A team of researchers at Louisiana Tech Univ. has developed an innovative method for using affordable, consumer-grade 3-D printers and materials to fabricate custom medical implants that can contain antibacterial and chemotherapeutic compounds for targeted drug delivery.
The team comprised of doctoral students and research faculty from Louisiana Tech’s biomedical engineering and nanosystems engineering programs collaborated to create filament extruders that can make medical-quality 3-D printing filaments. Creating these filaments, which have specialized properties for drug delivery, is a new concept that can result in smart drug delivering medical implants or catheters.
‘Chili-pepper Receptor’ May Be Key to Treating Pain
As anyone who has bitten into a chili pepper knows, its burning spiciness — though irresistible to some — is intolerable to others. Scientists exploring the chili pepper’s effect are using their findings to develop a new drug candidate for many kinds of pain, which can be caused by inflammation or other problems. They reported their progress on the compound, which is being tested in clinical trials, in ACS’ Journal of Medicinal Chemistry.
Doctors and nurses fighting Ebola in West Africa are working 14-hour days, seven days a week, wearing head-to-toe gear in the heat of muddy clinics. Agonizing death is the norm for their patients. The hellish conditions aren’t the only problem: health workers struggle to convince patients they’re trying to help them, not hurt them.
Rumors are rife that Western aid workers are importing Ebola, stealing bodies or even deliberately infecting patients. Winning trust is made harder by a full suit of hood, goggles, mask and gown that hides their faces.
Jell-O-like Substance Attracts, Kills Cancer Cells
Chasing cancer cells with chemotherapy drugs can save lives, but there’s no guarantee that the treatment will kill every run-away cancer cell in the body.
What if, instead of hunting those metastatic cells, a treatment could lure them out of hiding — every last one of them — and eliminate them in one swift blow? Yong Wang, associate professor of bioengineering at Penn State, has created such a therapy — a tissue-like biomaterial that attracts cancer cells, like bits of metal to a magnet, and entraps them.

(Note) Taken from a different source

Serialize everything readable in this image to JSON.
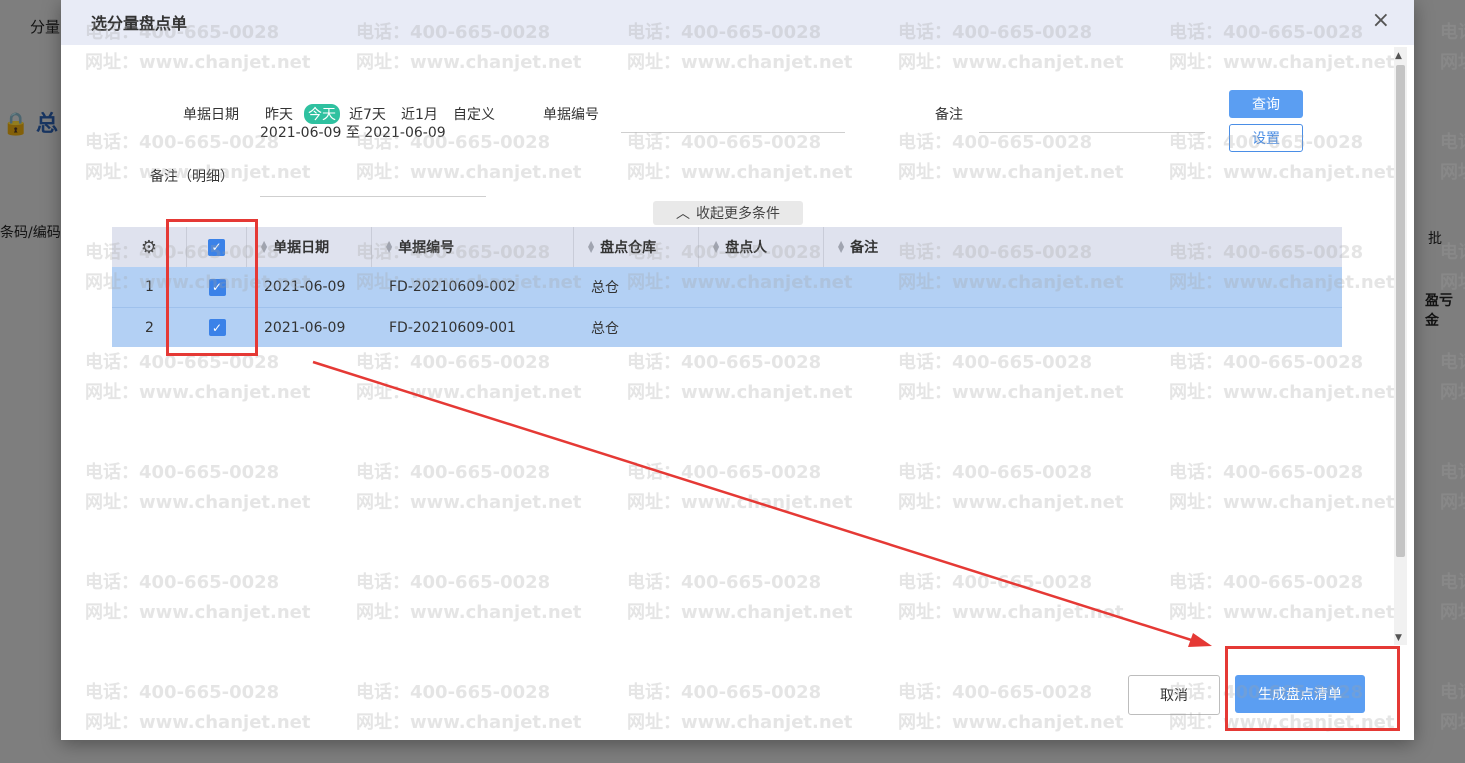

Queen’s Univ. researcher Richard Oko and his co-investigators have come up with a promising method of treating male infertility using a synthetic version of the sperm-originated protein known as PAWP.
They found this protein is sufficient and required to initiate the fertilization process. Oko’s research promises to diagnose and treat cases of male factor infertility where a patient’s sperm is unable to initiate or induce activation of the egg to form an early embryo.
'Dimmer Switch' Possible Key to Tackling Schizophrenia
Discovery of a new mechanism of drug action could lead to the next generation of drugs to treat schizophrenia. Affecting one percent of the world’s population, schizophrenia is a major health condition. It affects a person’s ability to think, feel and act and is associated with distressing symptoms including hallucinations and delusions.
A Monash Univ. study’s findings, published in Nature Chemical Biology, offer hope of a new class of drug that can act as a “dimmer switch” to control schizophrenia, without causing some of the common side effects associated with current anti-psychotic medicines.
Bee, snake or scorpion venom could form the basis of a new generation of cancer-fighting drugs, scientists say. They have devised a method for targeting venom proteins specifically to malignant cells while sparing healthy ones, which reduces or eliminates side effects that the toxins would otherwise cause.
The report was part of the 248th National Meeting of the American Chemical Society (ACS). “We have safely used venom toxins in tiny nanometer-sized particles to treat breast cancer and melanoma cells in the laboratory,” says Dipanjan Pan, from the Univ. of Illinois, who led the study. “These particles, which are camouflaged from the immune system, take the toxin directly to the cancer cells, sparing normal tissue.”